It is known for the famous imposter Wilhelm Voigt, the Captain of Köpenick.
Köpenick was an independent town until 1920. It then became a borough of Berlin, with an area of 128 km2 (49 sq mi), making it Berlin's largest borough. In 2001, the borough of Köpenick was merged with that of Treptow to create the current borough of Treptow-Köpenick.
Geography[change | change source]
Overview[change | change source]
A lot of Köpenick's area is covered with forests and water, such as the Müggelsee lake.
The Spree connects Köpenick with the Müggelsee and the Berlin city centre. The Oder-Spree Canal links the Dahme, at nearby Schmöckwitz, with the Oder river, at Eisenhüttenstadt, thus providing a navigable connection between Köpenick and the Oder.
There are so many forests and parks in Köpenick is sometimes called the "green lungs" of Berlin. The Müggelberge hills in the south-east of Köpenick reach 115 m (377 ft), making them the highest natural point of Berlin.

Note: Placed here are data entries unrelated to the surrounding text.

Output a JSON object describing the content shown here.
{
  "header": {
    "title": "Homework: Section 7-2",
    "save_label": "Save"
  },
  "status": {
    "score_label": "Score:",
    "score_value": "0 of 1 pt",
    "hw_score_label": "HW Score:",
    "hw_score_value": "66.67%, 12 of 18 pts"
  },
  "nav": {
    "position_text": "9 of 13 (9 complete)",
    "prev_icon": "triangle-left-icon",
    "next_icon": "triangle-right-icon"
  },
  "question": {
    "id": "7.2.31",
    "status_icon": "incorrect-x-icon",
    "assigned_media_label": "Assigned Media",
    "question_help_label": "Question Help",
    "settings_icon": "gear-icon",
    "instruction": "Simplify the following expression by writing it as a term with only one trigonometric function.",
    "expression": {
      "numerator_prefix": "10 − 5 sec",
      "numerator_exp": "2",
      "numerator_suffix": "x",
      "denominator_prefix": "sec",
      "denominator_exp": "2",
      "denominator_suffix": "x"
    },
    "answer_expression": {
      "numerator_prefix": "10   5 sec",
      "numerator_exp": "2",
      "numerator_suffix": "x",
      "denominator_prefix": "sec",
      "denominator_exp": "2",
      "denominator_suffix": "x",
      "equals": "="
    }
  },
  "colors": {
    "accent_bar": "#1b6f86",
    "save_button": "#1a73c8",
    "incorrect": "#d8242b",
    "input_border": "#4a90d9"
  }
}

Subdivision[change | change source]
Köpenick is divided into 8 zones:
- Kietzer Vorstadt
- Köllnische Vorstadt
Panorama[change | change source]
History[change | change source]
For many years Köpenick was an independent town. Its was first mentioned as a stronghold in 1209. This means Köpenick is older than Berlin-Cölln, which was first mentioned in a 1237 deed. For the most part of Köpenick's history, the town was known as Cöpenick.
In 1631, during the Thirty Years' War, the emissaries of George William, Elector of Brandenburg went to Köpenick to meet the approaching army of Gustav Adolph, King of Sweden, to try to stop the devastation of Brandenburg.
Sport[change | change source]
References[change | change source]
Other websites[change | change source]
Media related to Köpenick at Wikimedia Commons
- (in German) Köpenick official site
- (in German) Köpenick page on www.berlin.de Archived 2008-10-30 at the Wayback Machine